A clinical trial led by UC San Francisco has found that when pregnant women are educated about their choices on prenatal genetic testing, the number of tests actually drops, even when the tests are offered with no out-of-pocket costs.
The findings underscore the need for clear information on all prenatal testing options and their possible outcomes, including the option of no testing, before pregnant women decide whether or not to have genetic testing, the authors said.
The study also suggests that some women may have undergone prenatal screening for Down syndrome without having full information about the implications of testing, the authors said.
The article is published in the September 24, 2014 issue of JAMA, the Journal of the American Medical Association.
“Our findings show that prenatal testing is not appropriate for everyone, and that all women need information that is readily understood and unbiased to enable them to make informed choices reflecting their own preferences and values,” said lead author Miriam Kuppermann, PhD, MPH, professor and vice chair for clinical research at the UCSF Department of Obstetrics, Gynecology and Reproductive Sciences.
“Decisions about prenatal testing are personal and should be reflective of the patient’s own values and preferences, not those of her health-care providers,” said Kuppermann.
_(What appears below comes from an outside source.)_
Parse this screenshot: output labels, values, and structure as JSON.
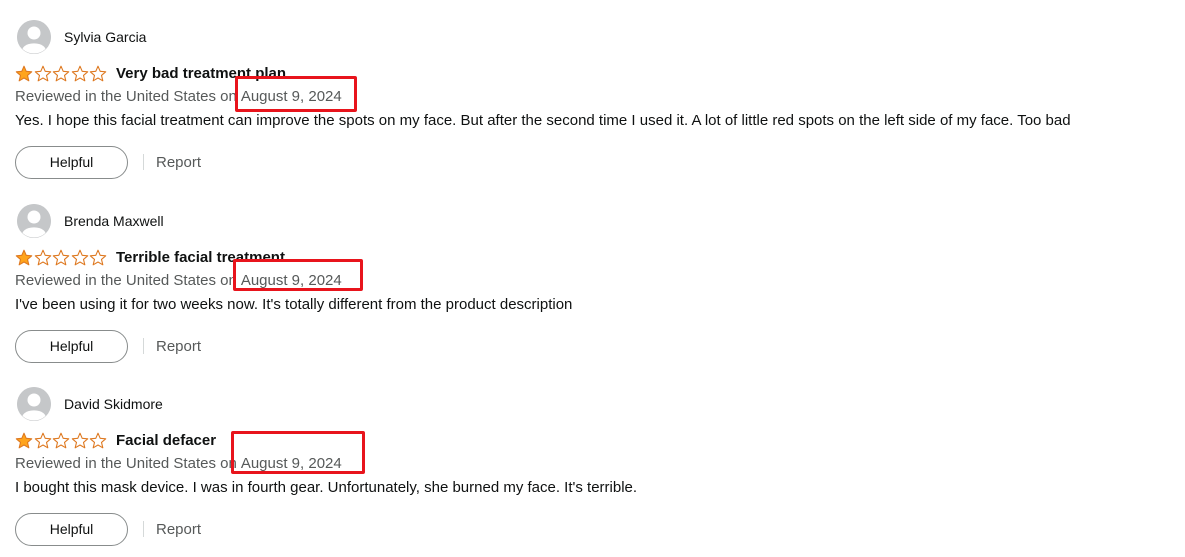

Read full original article: Women better informed about prenatal genetic testing choose fewer tests